It is pretty much part of our local culture to be patriotic, and my experience is that many citizens have had a “defining moment” when it comes to igniting a passionate love for our nation. For Sara Wallace, it was 9/11. She was a small child during the ‘60s, not old enough to understand the chaos that was caused by people like I used to be, but vaguely aware that something was wrong. Then she, like many, got busy with “living the dream,” but not completely connected to those who made it possible, i.e. our troops, past and present. Her “wake up call” was 9/11. “Before then, we were untouchable,” she told me. “There were no threats, no opposition, and at that time I did not fully appreciate the ladies and gents who fought for us to be free,” she continued.
For a moment, we had to swallow hard to fight back tears. She in her own way had just been caught up in the extraordinary blessings that America affords, and I had been caught up in trying to destroy it. “We serve the God of second chances,” we said.
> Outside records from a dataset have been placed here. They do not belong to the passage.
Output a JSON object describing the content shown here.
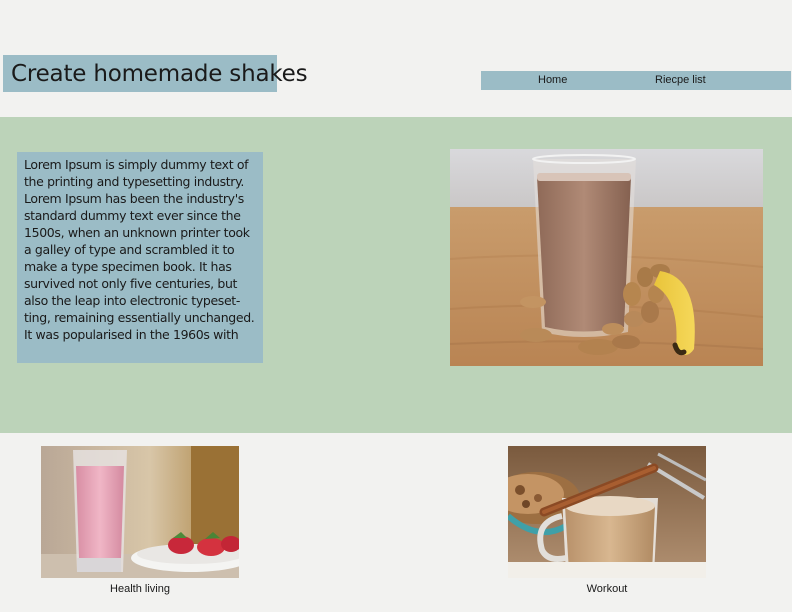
{
  "header": {
    "title": "Create homemade shakes",
    "nav": {
      "home_label": "Home",
      "recipes_label": "Riecpe list"
    }
  },
  "hero": {
    "intro_text": "Lorem Ipsum is simply dummy text of the printing and typesetting industry. Lorem Ipsum has been the industry's standard dummy text ever since the 1500s, when an unknown printer took a galley of type and scrambled it to make a type specimen book. It has survived not only five centuries, but also the leap into electronic typeset-ting, remaining essentially unchanged. It was popularised in the 1960s with",
    "photo_icon": "chocolate-shake-photo"
  },
  "cards": [
    {
      "caption": "Health living",
      "photo_icon": "strawberry-shake-photo"
    },
    {
      "caption": "Workout",
      "photo_icon": "latte-shake-photo"
    }
  ],
  "colors": {
    "page_bg": "#f2f2f0",
    "accent_blue": "#9bbcc6",
    "hero_green": "#bcd3b9"
  }
}
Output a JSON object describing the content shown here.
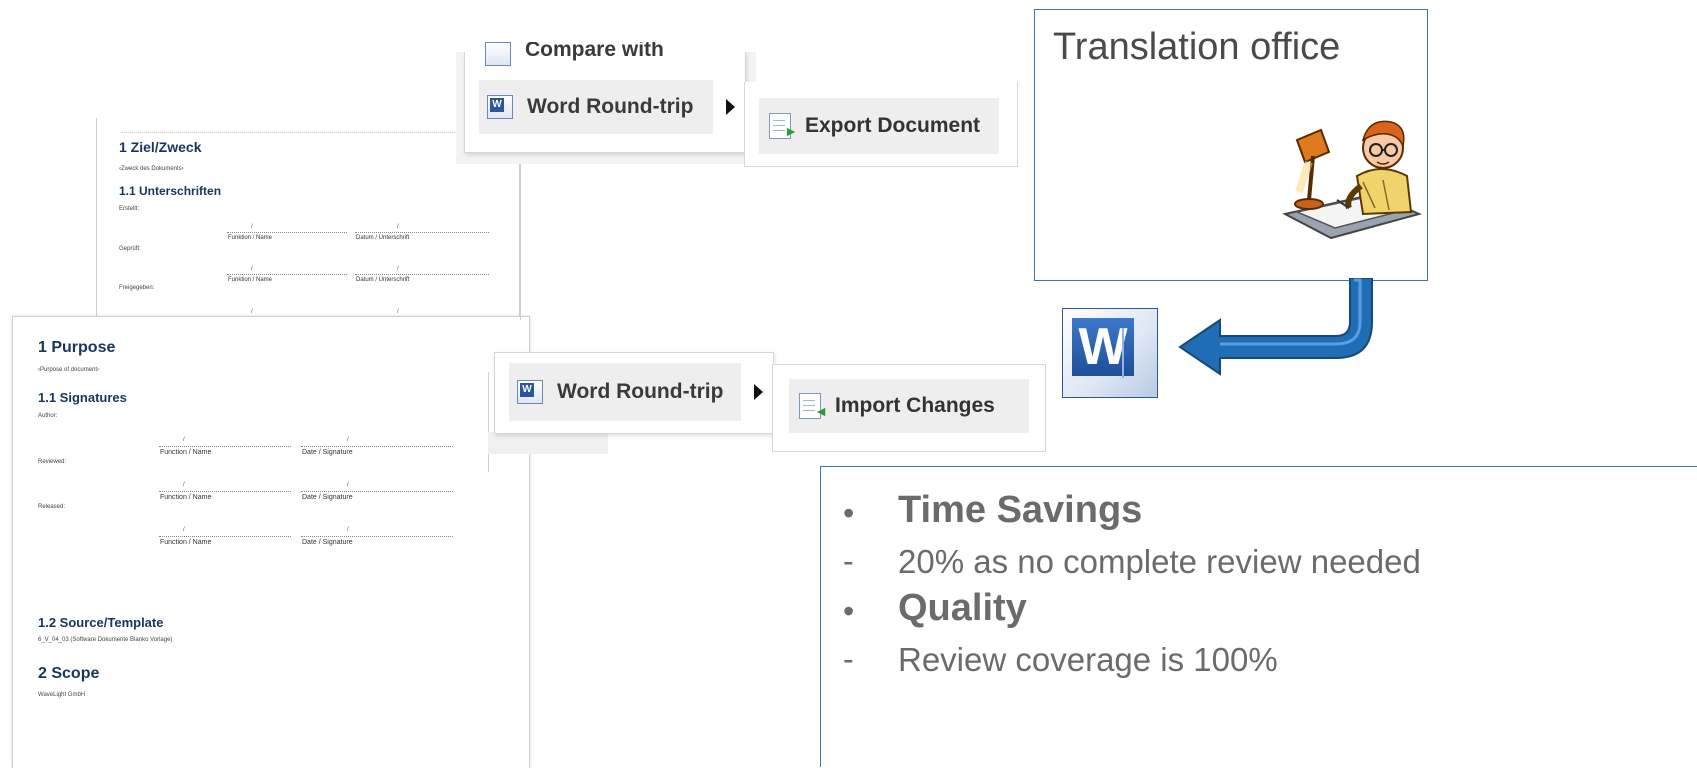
{
  "doc_german": {
    "h1": "1 Ziel/Zweck",
    "purpose": "‹Zweck des Dokuments›",
    "h2": "1.1 Unterschriften",
    "roles": [
      "Erstellt:",
      "Geprüft:",
      "Freigegeben:"
    ],
    "col1": "Funktion / Name",
    "col2": "Datum / Unterschrift"
  },
  "doc_english": {
    "h1": "1 Purpose",
    "purpose": "‹Purpose of document›",
    "h2": "1.1 Signatures",
    "roles": [
      "Author:",
      "Reviewed:",
      "Released:"
    ],
    "col1": "Function / Name",
    "col2": "Date / Signature",
    "h2b": "1.2 Source/Template",
    "template": "6_V_04_03 (Software Dokumente Blanko Vorlage)",
    "h1b": "2 Scope",
    "scope": "WaveLight GmbH"
  },
  "separator": "/",
  "menu_top": {
    "compare_with": "Compare with",
    "word_round_trip": "Word Round-trip",
    "export": "Export Document"
  },
  "menu_bottom": {
    "word_round_trip": "Word Round-trip",
    "import": "Import Changes"
  },
  "word_icon_letter": "W",
  "office": {
    "title": "Translation office"
  },
  "benefits": {
    "items": [
      {
        "marker": "•",
        "text": "Time Savings",
        "bold": true
      },
      {
        "marker": "-",
        "text": "20% as no complete review needed",
        "bold": false
      },
      {
        "marker": "•",
        "text": "Quality",
        "bold": true
      },
      {
        "marker": "-",
        "text": "Review coverage is 100%",
        "bold": false
      }
    ]
  },
  "colors": {
    "heading": "#17365d",
    "frame": "#3877b6",
    "arrow": "#1f6db5",
    "word_blue": "#2b579a",
    "benefit_text": "#6b6b6b"
  }
}
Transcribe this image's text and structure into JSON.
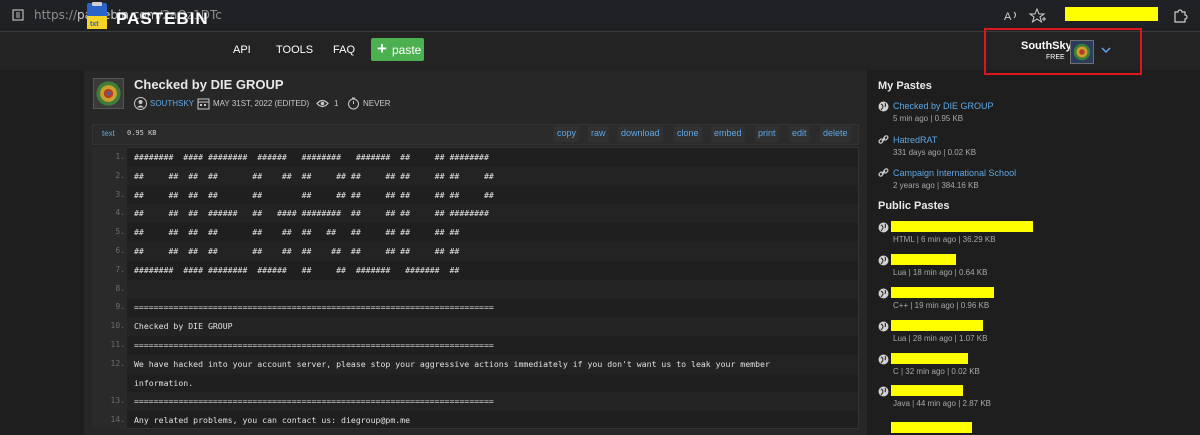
{
  "browser": {
    "url_prefix": "https://",
    "url_host": "pastebin.com",
    "url_path": "/2aQz1DTc"
  },
  "header": {
    "logo_text": "PASTEBIN",
    "nav": [
      "API",
      "TOOLS",
      "FAQ"
    ],
    "paste_button": "paste",
    "user_name": "SouthSky",
    "user_plan": "FREE"
  },
  "paste": {
    "title": "Checked by DIE GROUP",
    "author": "SOUTHSKY",
    "date": "MAY 31ST, 2022 (EDITED)",
    "views": "1",
    "expiry": "NEVER",
    "syntax": "text",
    "size": "0.95 KB",
    "actions": [
      "copy",
      "raw",
      "download",
      "clone",
      "embed",
      "print",
      "edit",
      "delete"
    ],
    "lines": [
      {
        "n": "1.",
        "text": "########  #### ########  ######   ########   #######  ##     ## ########"
      },
      {
        "n": "2.",
        "text": "##     ##  ##  ##       ##    ##  ##     ## ##     ## ##     ## ##     ##"
      },
      {
        "n": "3.",
        "text": "##     ##  ##  ##       ##        ##     ## ##     ## ##     ## ##     ##"
      },
      {
        "n": "4.",
        "text": "##     ##  ##  ######   ##   #### ########  ##     ## ##     ## ########"
      },
      {
        "n": "5.",
        "text": "##     ##  ##  ##       ##    ##  ##   ##   ##     ## ##     ## ##"
      },
      {
        "n": "6.",
        "text": "##     ##  ##  ##       ##    ##  ##    ##  ##     ## ##     ## ##"
      },
      {
        "n": "7.",
        "text": "########  #### ########  ######   ##     ##  #######   #######  ##"
      },
      {
        "n": "8.",
        "text": ""
      },
      {
        "n": "9.",
        "text": "========================================================================="
      },
      {
        "n": "10.",
        "text": "Checked by DIE GROUP"
      },
      {
        "n": "11.",
        "text": "========================================================================="
      },
      {
        "n": "12.",
        "text": "We have hacked into your account server, please stop your aggressive actions immediately if you don't want us to leak your member"
      },
      {
        "n": "",
        "text": "information."
      },
      {
        "n": "13.",
        "text": "========================================================================="
      },
      {
        "n": "14.",
        "text": "Any related problems, you can contact us: diegroup@pm.me"
      }
    ]
  },
  "sidebar": {
    "my_pastes_heading": "My Pastes",
    "my_pastes": [
      {
        "title": "Checked by DIE GROUP",
        "meta": "5 min ago | 0.95 KB",
        "icon": "globe-icon"
      },
      {
        "title": "HatredRAT",
        "meta": "331 days ago | 0.02 KB",
        "icon": "link-icon"
      },
      {
        "title": "Campaign International School",
        "meta": "2 years ago | 384.16 KB",
        "icon": "link-icon"
      }
    ],
    "public_pastes_heading": "Public Pastes",
    "public_pastes": [
      {
        "meta": "HTML | 6 min ago | 36.29 KB"
      },
      {
        "meta": "Lua | 18 min ago | 0.64 KB"
      },
      {
        "meta": "C++ | 19 min ago | 0.96 KB"
      },
      {
        "meta": "Lua | 28 min ago | 1.07 KB"
      },
      {
        "meta": "C | 32 min ago | 0.02 KB"
      },
      {
        "meta": "Java | 44 min ago | 2.87 KB"
      }
    ]
  },
  "colors": {
    "accent": "#5fa8e8",
    "paste_button": "#4caf50",
    "highlight_box": "#e0161d",
    "redaction": "#ffff00"
  }
}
Since that time, both of us have become ardent soldier supporters. She told me, “Anytime we can support vets and their families, we will,” she said. Then she told me about her other “defining moment,” the one being when she first laid eyes on “The Eagle.” “When I first saw the eagle, it was mesmerizing,” she said. “I got cold chills,” she added, and told me that she thought “it was a wonderful symbol of our freedom.” That’s why she has been so happy to do whatever it takes to give “The Eagles” a good home. Come see them at either Athens Rehab and Senior Care, the Vets’ Museum, or on October 26th at the Senior Center. And, as you are enjoying the fireworks and cookouts that have become part and parcel of this holiday, thank God and a Vet for your freedom.
By: Ali Elizabeth Turner